conclusions to be as kisses, if your four negatives make your two affirmatives,] One cannot but wonder, that this passage should have perplexed the commentators. In Marlowe's Lust's Dominion, the Queen says to the Moor:
“ Come, let 's kisse." Moor. “ Away, away.” Queen.“ No, no, sayes, I; and twice away, sayes stay."
Sir Philip Sidney has enlarged upon this thought in the sixtythird stanza of his Astrophel and Stella. Farmer.
or the bells of St. Bennet, sir, may put you in mind;] That is, if the other arguments I have used are not sufficient, the bells of St. Bennet, &c. Malone. We should read~" as the bells of St. Bennet," &c. instead
M. Mason. When in this play Shakspeare mentioned the bed of Ware, he recollected that the scene was in Illyria, and added, in England; but his sense of the same impropriety could not restrain him from the bells of St. Bennet. Fohnson.
Shakspeare's improprieties and anachronisms are surely venial in comparison with those of contemporary writers. Lodge, in his True Tragedies of Marius and Sylla, 1594, has mentioned the razors of Palermo and St. Paul's steeple, and has introduced a Frenchman, named Don Pedro, who, in consideration of receiving forty crowns, undertakes to poison Marius. Stanyhurst, the translator of four books of Virgil, in 1582, compares Cho
Duke. You can fool no more money out of me at this throw: if you will let your lady know, I am here to speak with her, and bring her along with you, it may awake my bounty further.
Clo. Marry, sir, lullaby to your bounty, till I come again. I go, sir; but I would not have you to think, that my desire of having is the sin of covetousness: but, as you say, sir, let your bounty take a nap, I will awake it anon.
[Exit Clo. Enter ANTONIO and Officers. Vio. Here comes the man, sir, that did rescue me
Duke. That face of his I do remember well; Yet, when I saw it last, it was besmear'd As black as Vulcan, in the smoke of war: A bawbling vessel was he captain of, For shallow draught, and bulk, unprizable; With which such scathful“ grapple did he inake With the most noble bottom of our fleet, That very envy, and the tongue of loss, Cry'd fame and honour on him.-What 's the matter?
1 Off. Orsino, this is that Antonio, That took the Phønix, and her fraught, from Candy; And this is he, that did the Tiger board, When your young nephew Titus lost his leg: Here in the streets, desperate of shame, and state, In private brabble did we apprehend him.
ræbus to a bedlamite, says, that old Priam girded on his sword Morglay; and makes Dido tell Æneas, that she should have been contented had she been brought to bed even of a cockney:
“ Saltem si qua mihi de te suscepta fuisset

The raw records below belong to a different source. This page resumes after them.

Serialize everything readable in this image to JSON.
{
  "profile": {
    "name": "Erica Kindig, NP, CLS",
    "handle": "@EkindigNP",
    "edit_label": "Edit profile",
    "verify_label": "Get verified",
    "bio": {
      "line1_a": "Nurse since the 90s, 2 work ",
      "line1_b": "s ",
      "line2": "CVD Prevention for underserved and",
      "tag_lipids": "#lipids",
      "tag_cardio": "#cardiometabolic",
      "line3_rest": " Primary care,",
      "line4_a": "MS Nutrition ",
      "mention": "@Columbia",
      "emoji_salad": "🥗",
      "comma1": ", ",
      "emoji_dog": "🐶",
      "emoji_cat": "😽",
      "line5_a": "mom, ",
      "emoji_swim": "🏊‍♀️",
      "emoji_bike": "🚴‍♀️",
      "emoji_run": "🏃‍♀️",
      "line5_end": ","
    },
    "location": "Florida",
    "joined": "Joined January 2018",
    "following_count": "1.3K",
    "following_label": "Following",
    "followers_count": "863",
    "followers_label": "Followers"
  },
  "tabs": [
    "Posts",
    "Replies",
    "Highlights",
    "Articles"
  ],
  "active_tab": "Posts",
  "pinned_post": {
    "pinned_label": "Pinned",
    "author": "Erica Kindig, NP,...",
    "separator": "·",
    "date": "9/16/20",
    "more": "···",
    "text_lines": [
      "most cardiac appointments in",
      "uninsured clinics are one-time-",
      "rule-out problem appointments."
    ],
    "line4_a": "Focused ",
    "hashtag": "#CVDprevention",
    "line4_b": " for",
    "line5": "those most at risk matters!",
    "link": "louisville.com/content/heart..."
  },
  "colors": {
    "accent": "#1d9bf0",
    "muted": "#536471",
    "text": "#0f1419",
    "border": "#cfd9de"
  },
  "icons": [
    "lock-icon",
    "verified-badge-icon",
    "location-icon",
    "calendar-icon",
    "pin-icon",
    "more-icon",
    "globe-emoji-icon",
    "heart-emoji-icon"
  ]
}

yf yeet soom progenye from me
scathful —] i. e. mischievous, destructive. So, in Decker's If this be not a good Play, the Devil is in it, 1612:
“ He mickle scatb hath done me.” Again, in The Pinner of Wakefield, 1599 : “ That offereth scath unto the town of Wakefield"
Steevens, desperate of shame, and state,] Unattentive to his character or his condition, like a desperate man. Fohnson. VOL. III.